Entries from a dataset of interfaces:
== Segment start ==

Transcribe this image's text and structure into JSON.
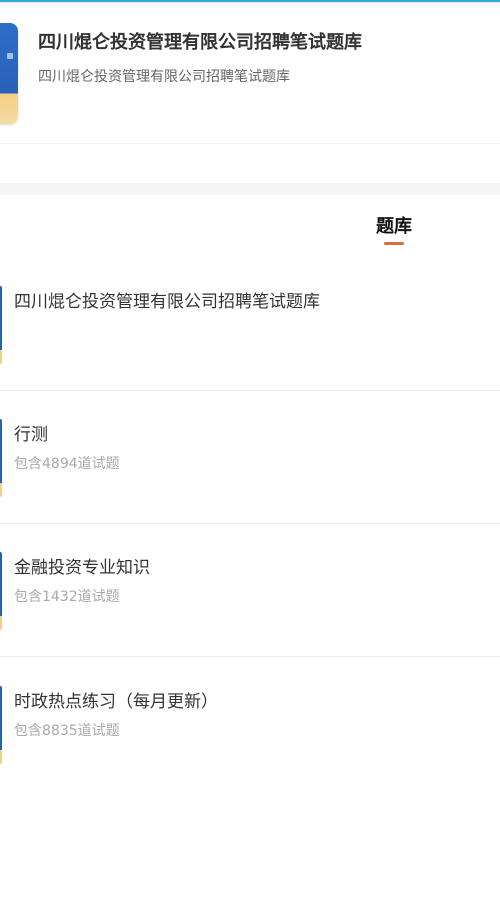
{
  "header": {
    "title": "四川焜仑投资管理有限公司招聘笔试题库",
    "subtitle": "四川焜仑投资管理有限公司招聘笔试题库"
  },
  "tabs": {
    "active_label": "题库"
  },
  "banks": [
    {
      "name": "四川焜仑投资管理有限公司招聘笔试题库",
      "count": ""
    },
    {
      "name": "行测",
      "count": "包含4894道试题"
    },
    {
      "name": "金融投资专业知识",
      "count": "包含1432道试题"
    },
    {
      "name": "时政热点练习（每月更新）",
      "count": "包含8835道试题"
    }
  ],
  "colors": {
    "accent": "#e06b43",
    "top_line": "#3aa3d8",
    "cover_blue": "#2b5fb7",
    "cover_yellow": "#f4cf86"
  }
}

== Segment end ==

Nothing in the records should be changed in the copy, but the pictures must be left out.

Transcribe this image's text and structure into JSON.
{
  "header": {
    "title": "四川焜仑投资管理有限公司招聘笔试题库",
    "subtitle": "四川焜仑投资管理有限公司招聘笔试题库"
  },
  "tabs": {
    "active_label": "题库"
  },
  "banks": [
    {
      "name": "四川焜仑投资管理有限公司招聘笔试题库",
      "count": ""
    },
    {
      "name": "行测",
      "count": "包含4894道试题"
    },
    {
      "name": "金融投资专业知识",
      "count": "包含1432道试题"
    },
    {
      "name": "时政热点练习（每月更新）",
      "count": "包含8835道试题"
    }
  ],
  "colors": {
    "accent": "#e06b43",
    "top_line": "#3aa3d8",
    "cover_blue": "#2b5fb7",
    "cover_yellow": "#f4cf86"
  }
}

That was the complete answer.